                          Comment




                          • I’m just thinking out loud with this one but it seems to me that PC Thain was neglecting his duties and appears to have been chatting with slaughtermen in Winthrop Street instead of being out on his patrol. It was dereliction of duty and in my view a possible sackable offence, especially considering a murder took place nearby.

                            Similarly PC Mizen doesn’t take the name, address or employer of either Lechmere or Paul. He continues with his knocking up duties before ambling down to Bucks Row in what turns out to be a JTR murder. Neither of our policemen have covered themselves in glory.

                            This is just a suggestion, but both our policemen would perhaps be keen to improve their response time. Arriving promptly with due diligence, instead of chatting with their pals or knocking up workies.

                            Comment


                            • Originally posted by rjpalmer View Post

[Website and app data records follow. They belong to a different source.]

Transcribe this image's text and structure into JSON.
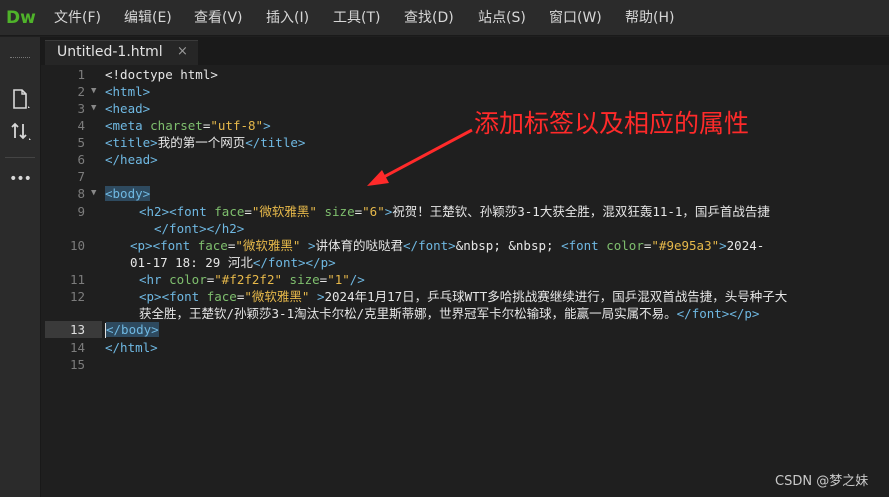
{
  "app": {
    "logo": "Dw"
  },
  "menu": [
    "文件(F)",
    "编辑(E)",
    "查看(V)",
    "插入(I)",
    "工具(T)",
    "查找(D)",
    "站点(S)",
    "窗口(W)",
    "帮助(H)"
  ],
  "tab": {
    "title": "Untitled-1.html",
    "close": "×"
  },
  "toolbar": {
    "icons": [
      "file-icon",
      "sort-icon",
      "more-icon"
    ],
    "more_label": "•••"
  },
  "editor": {
    "line_numbers": [
      "1",
      "2",
      "3",
      "4",
      "5",
      "6",
      "7",
      "8",
      "9",
      "",
      "10",
      "",
      "11",
      "12",
      "",
      "13",
      "14",
      "15"
    ],
    "active_line": "13",
    "lines": {
      "l1": "<!doctype html>",
      "l2": "<html>",
      "l3": "<head>",
      "l4a": "<meta ",
      "l4b": "charset",
      "l4c": "=",
      "l4d": "\"utf-8\"",
      "l4e": ">",
      "l5a": "<title>",
      "l5b": "我的第一个网页",
      "l5c": "</title>",
      "l6": "</head>",
      "l8": "<body>",
      "l9a": "<h2>",
      "l9b": "<font ",
      "l9c": "face",
      "l9d": "=",
      "l9e": "\"微软雅黑\"",
      "l9f": " size",
      "l9g": "=",
      "l9h": "\"6\"",
      "l9i": ">",
      "l9j": "祝贺！王楚钦、孙颖莎3-1大获全胜，混双狂轰11-1，国乒首战告捷",
      "l9k": "</font></h2>",
      "l10a": "<p>",
      "l10b": "<font ",
      "l10c": "face",
      "l10d": "=",
      "l10e": "\"微软雅黑\"",
      "l10f": " >",
      "l10g": "讲体育的哒哒君",
      "l10h": "</font>",
      "l10i": "&nbsp; &nbsp;  ",
      "l10j": "<font ",
      "l10k": "color",
      "l10l": "=",
      "l10m": "\"#9e95a3\"",
      "l10n": ">",
      "l10o": "2024-",
      "l10p": "01-17 18: 29 河北",
      "l10q": "</font></p>",
      "l11a": "<hr ",
      "l11b": "color",
      "l11c": "=",
      "l11d": "\"#f2f2f2\"",
      "l11e": " size",
      "l11f": "=",
      "l11g": "\"1\"",
      "l11h": "/>",
      "l12a": "<p>",
      "l12b": "<font ",
      "l12c": "face",
      "l12d": "=",
      "l12e": "\"微软雅黑\"",
      "l12f": " >",
      "l12g": "2024年1月17日，乒乓球WTT多哈挑战赛继续进行，国乒混双首战告捷，头号种子大",
      "l12h": "获全胜，王楚钦/孙颖莎3-1淘汰卡尔松/克里斯蒂娜，世界冠军卡尔松输球，能赢一局实属不易。",
      "l12i": "</font></p>",
      "l13": "</body>",
      "l14": "</html>"
    }
  },
  "annotation": {
    "text": "添加标签以及相应的属性",
    "color": "#ff2a2a"
  },
  "watermark": "CSDN @梦之妹"
}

                              Hi Dickere. Perhaps it would be useful for you or for Mr. Mills to give your source for the claim that Lechmere 'normally' left for work at 3.20.

                              This keeps being repeated, but what is the source?

                              Isn't this just a theory that was suggested by Christer Holmgren, who speculated that since two or three newspapers reported that CAL had left home at 3.20 that morning, that this must mean that it was his usual time, when, in fact, the majority of newspapers reported that the departure time was actually 'about' 3.30?

                              Is there a source for this 'normal' time other than Christer?

                              If I recall David Barrat's study correctly, who actually traveled to the East End and timed a couple of the proposed routes, the travel time from Doveton Street to Pickford's came out at around 25-30 minutes.

                              Thus, if Lechmere left home at 'about' 3:30, he wouldn't have been running late. He could have made to work on time, presuming that he didn't stop along the way, and if his work started at 4.00, which seems reasonable.

                              Further, Lechmere never said he was running late when he left home that morning; he said he was 'behind time' AFTER he stopped in Buck's Row to investigate Polly Nichols' body. Why couldn't it simply have been a case of Lechmere having stopped for a few minutes in Buck Row and that this is what led him to being 'behind time'?
                              To clarify: What I say is that IF the 3.20 timing was named at the inquest, then a likely explanation is that this was his usual departure time. So yes, it was something I suggested, not something I laid down as a fact. It would explain tow things:
                              1. Why the timing was mentioned in more than one source, and
                              2. Why Lechmere was late that morning.

                              The idea that he became late by way of stopping to examine the body is a tad odd to me. It would have taken very little time, perhaps a minute only and at the most two, and so if, as you say, he had a 25-30 minute trek to do, then he would not be very late on account of sacrificing a minute in Bucks Row would he?

                              The more credible thing - at least in my confined world - is that he said that he started out at 3.20 normally, but had done so at 3.30 on this occasion, and so he would know that there was a full ten minutes missing as he left Doveton Street.

                              Comment


                              • Originally posted by Fisherman View Post

                                Once Baxter said 3.45, the rug was pulled out under Lechmere´s feet. That cannot be disputed. There can be damage minimizing by stretching the "around" to entail as much a possible. But there can be no doubt that he went from credible to much less credible on the 23rd of September, as Baxter summed things up.
                                So why didn't the police question him about it ? Surely time discrepancies would be of the upmost importance

                                Comment

                                Working...
                                X